HOW TO COMPLETE THIS TASK – Copy out each line of the listing below in which the string "icon" occurs.

--*--

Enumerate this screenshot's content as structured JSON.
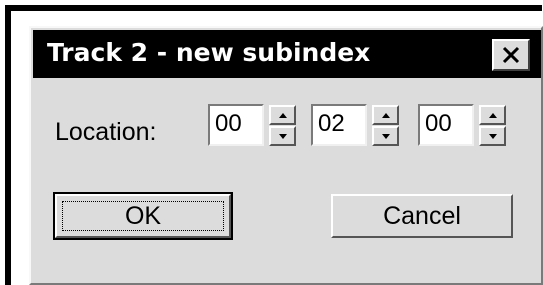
{
  "dialog": {
    "title": "Track 2 - new subindex",
    "close_icon": "close-x-icon"
  },
  "location": {
    "label": "Location:",
    "fields": [
      {
        "name": "minutes",
        "value": "00"
      },
      {
        "name": "seconds",
        "value": "02"
      },
      {
        "name": "frames",
        "value": "00"
      }
    ],
    "spin_up_icon": "triangle-up-icon",
    "spin_down_icon": "triangle-down-icon"
  },
  "buttons": {
    "ok_label": "OK",
    "cancel_label": "Cancel"
  },
  "colors": {
    "titlebar": "#000000",
    "face": "#dcdcdc",
    "field": "#ffffff"
  }
}
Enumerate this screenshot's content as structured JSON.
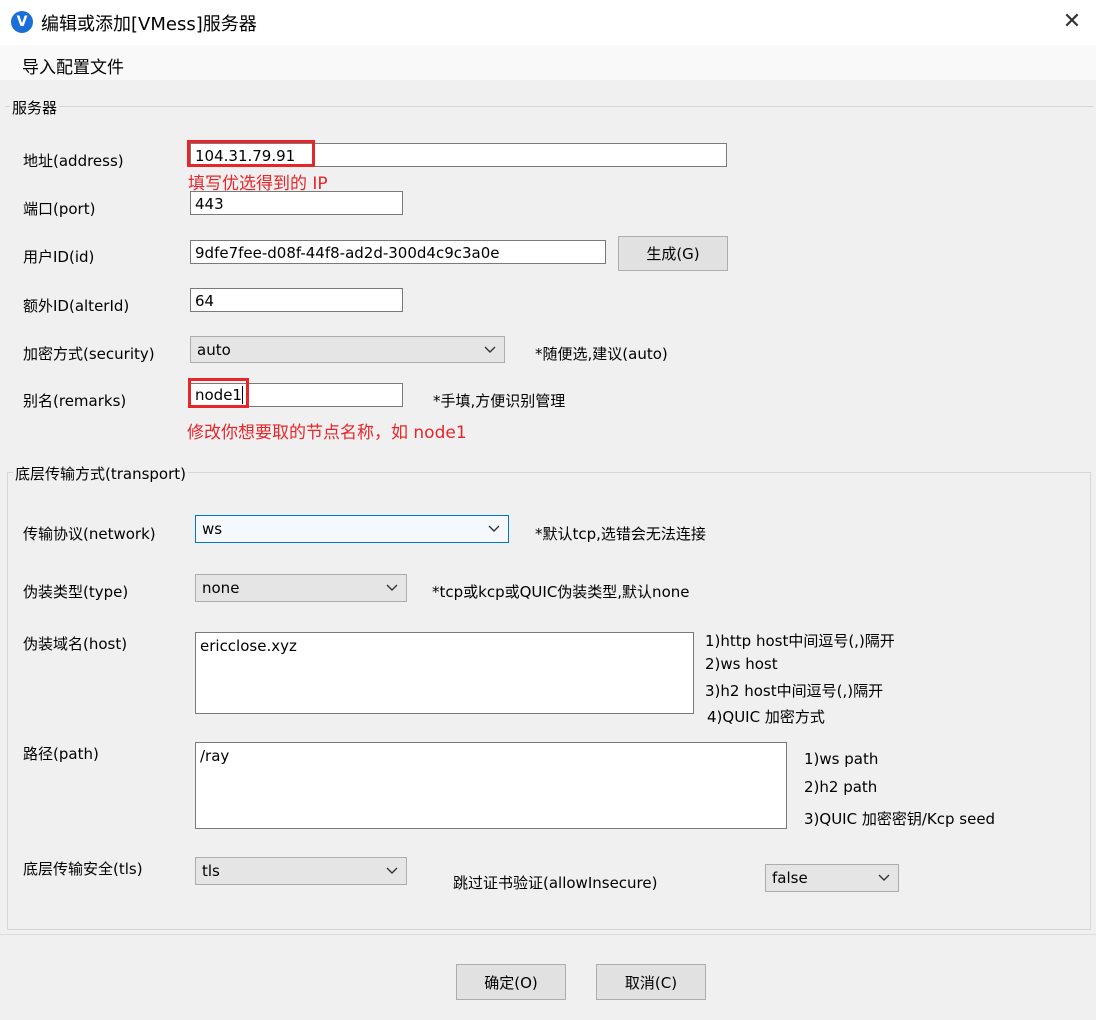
{
  "window": {
    "title": "编辑或添加[VMess]服务器",
    "app_icon": "v2rayn-logo-icon",
    "close_glyph": "✕"
  },
  "menu": {
    "import_label": "导入配置文件"
  },
  "server": {
    "group_label": "服务器",
    "address_label": "地址(address)",
    "address_value": "104.31.79.91",
    "address_annotation": "填写优选得到的 IP",
    "port_label": "端口(port)",
    "port_value": "443",
    "id_label": "用户ID(id)",
    "id_value": "9dfe7fee-d08f-44f8-ad2d-300d4c9c3a0e",
    "generate_label": "生成(G)",
    "alterid_label": "额外ID(alterId)",
    "alterid_value": "64",
    "security_label": "加密方式(security)",
    "security_value": "auto",
    "security_note": "*随便选,建议(auto)",
    "remarks_label": "别名(remarks)",
    "remarks_value": "node1",
    "remarks_note": "*手填,方便识别管理",
    "remarks_annotation": "修改你想要取的节点名称，如 node1"
  },
  "transport": {
    "group_label": "底层传输方式(transport)",
    "network_label": "传输协议(network)",
    "network_value": "ws",
    "network_note": "*默认tcp,选错会无法连接",
    "type_label": "伪装类型(type)",
    "type_value": "none",
    "type_note": "*tcp或kcp或QUIC伪装类型,默认none",
    "host_label": "伪装域名(host)",
    "host_value": "ericclose.xyz",
    "host_notes": [
      "1)http host中间逗号(,)隔开",
      "2)ws host",
      "3)h2 host中间逗号(,)隔开",
      "4)QUIC 加密方式"
    ],
    "path_label": "路径(path)",
    "path_value": "/ray",
    "path_notes": [
      "1)ws path",
      "2)h2 path",
      "3)QUIC 加密密钥/Kcp seed"
    ],
    "tls_label": "底层传输安全(tls)",
    "tls_value": "tls",
    "allow_insecure_label": "跳过证书验证(allowInsecure)",
    "allow_insecure_value": "false"
  },
  "footer": {
    "ok_label": "确定(O)",
    "cancel_label": "取消(C)"
  },
  "colors": {
    "annotation_red": "#e5262a",
    "focus_blue": "#0078d7",
    "accent": "#1a6fd6"
  }
}
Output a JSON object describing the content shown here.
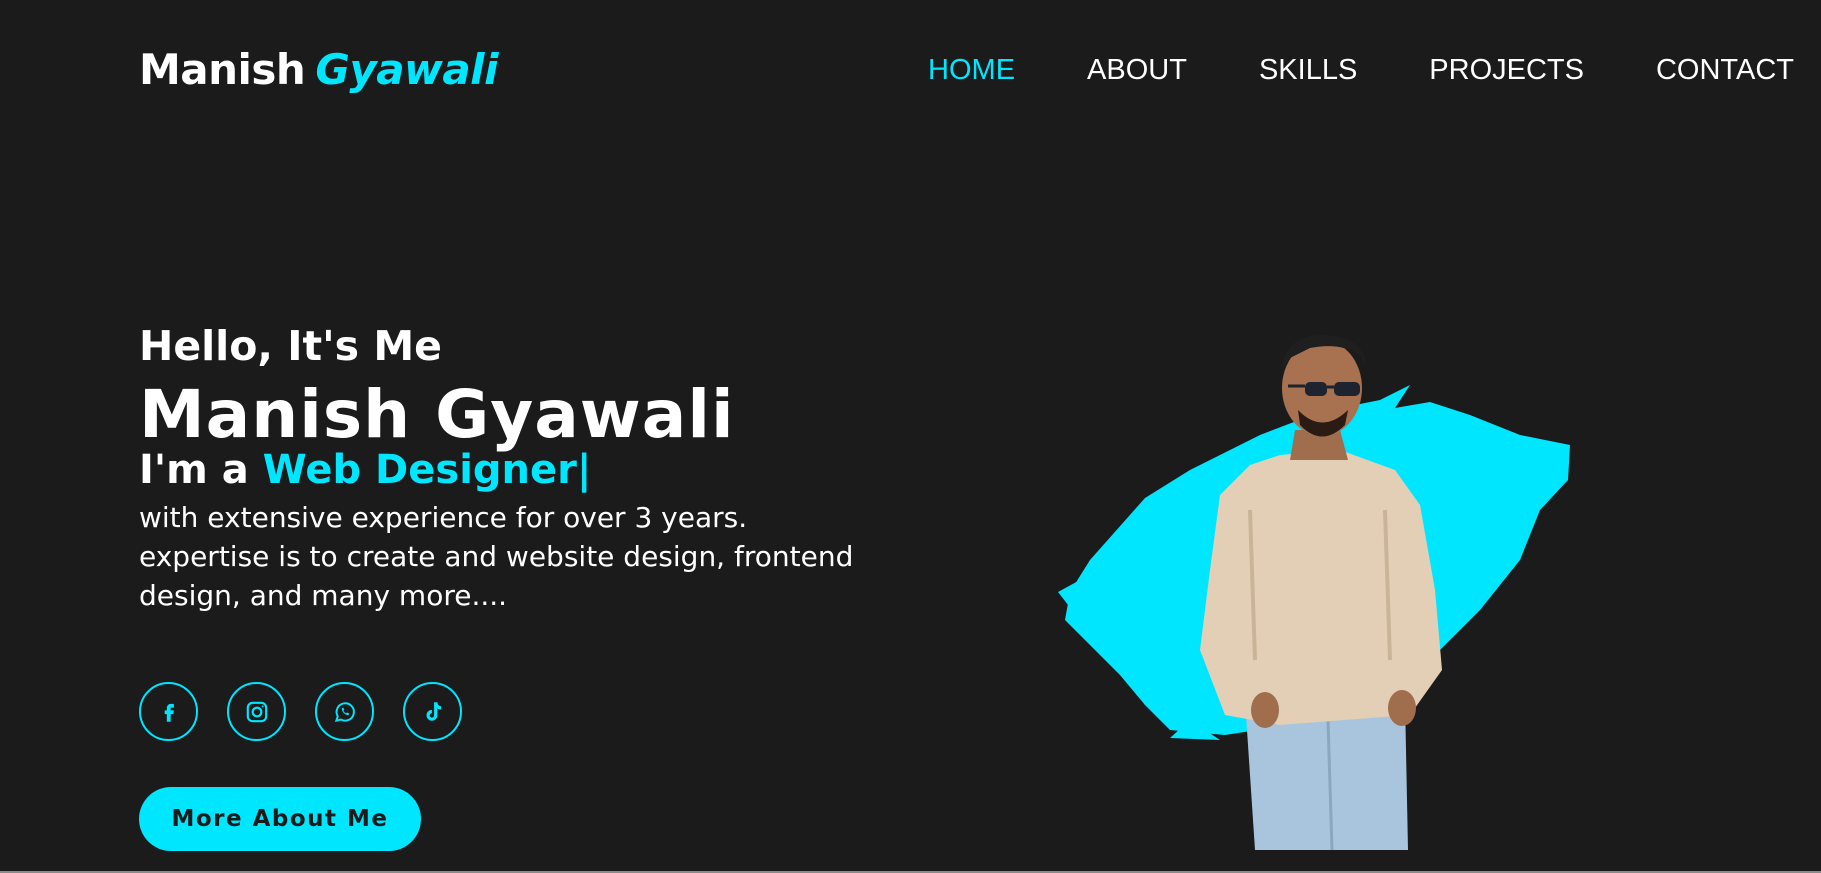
{
  "header": {
    "logo_first": "Manish",
    "logo_last": "Gyawali",
    "nav": [
      {
        "label": "HOME",
        "active": true
      },
      {
        "label": "ABOUT",
        "active": false
      },
      {
        "label": "SKILLS",
        "active": false
      },
      {
        "label": "PROJECTS",
        "active": false
      },
      {
        "label": "CONTACT",
        "active": false
      }
    ]
  },
  "hero": {
    "greeting": "Hello, It's Me",
    "name": "Manish Gyawali",
    "role_prefix": "I'm a",
    "role_highlight": "Web Designer|",
    "description_lines": [
      "with extensive experience for over 3 years.",
      "expertise is to create and website design, frontend",
      "design, and many more...."
    ],
    "socials": [
      "facebook-icon",
      "instagram-icon",
      "whatsapp-icon",
      "tiktok-icon"
    ],
    "cta_label": "More About Me"
  },
  "colors": {
    "accent": "#00e6ff",
    "background": "#1b1b1b",
    "text": "#ffffff"
  }
}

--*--

OUTPUT BELOW –
    "close_icon": "close-x-icon"
    "spin_up_icon": "triangle-up-icon",
    "spin_down_icon": "triangle-down-icon"
    "app_icon": "v2rayn-logo-icon",
      "facebook-icon",
      "instagram-icon",
      "whatsapp-icon",
      "tiktok-icon"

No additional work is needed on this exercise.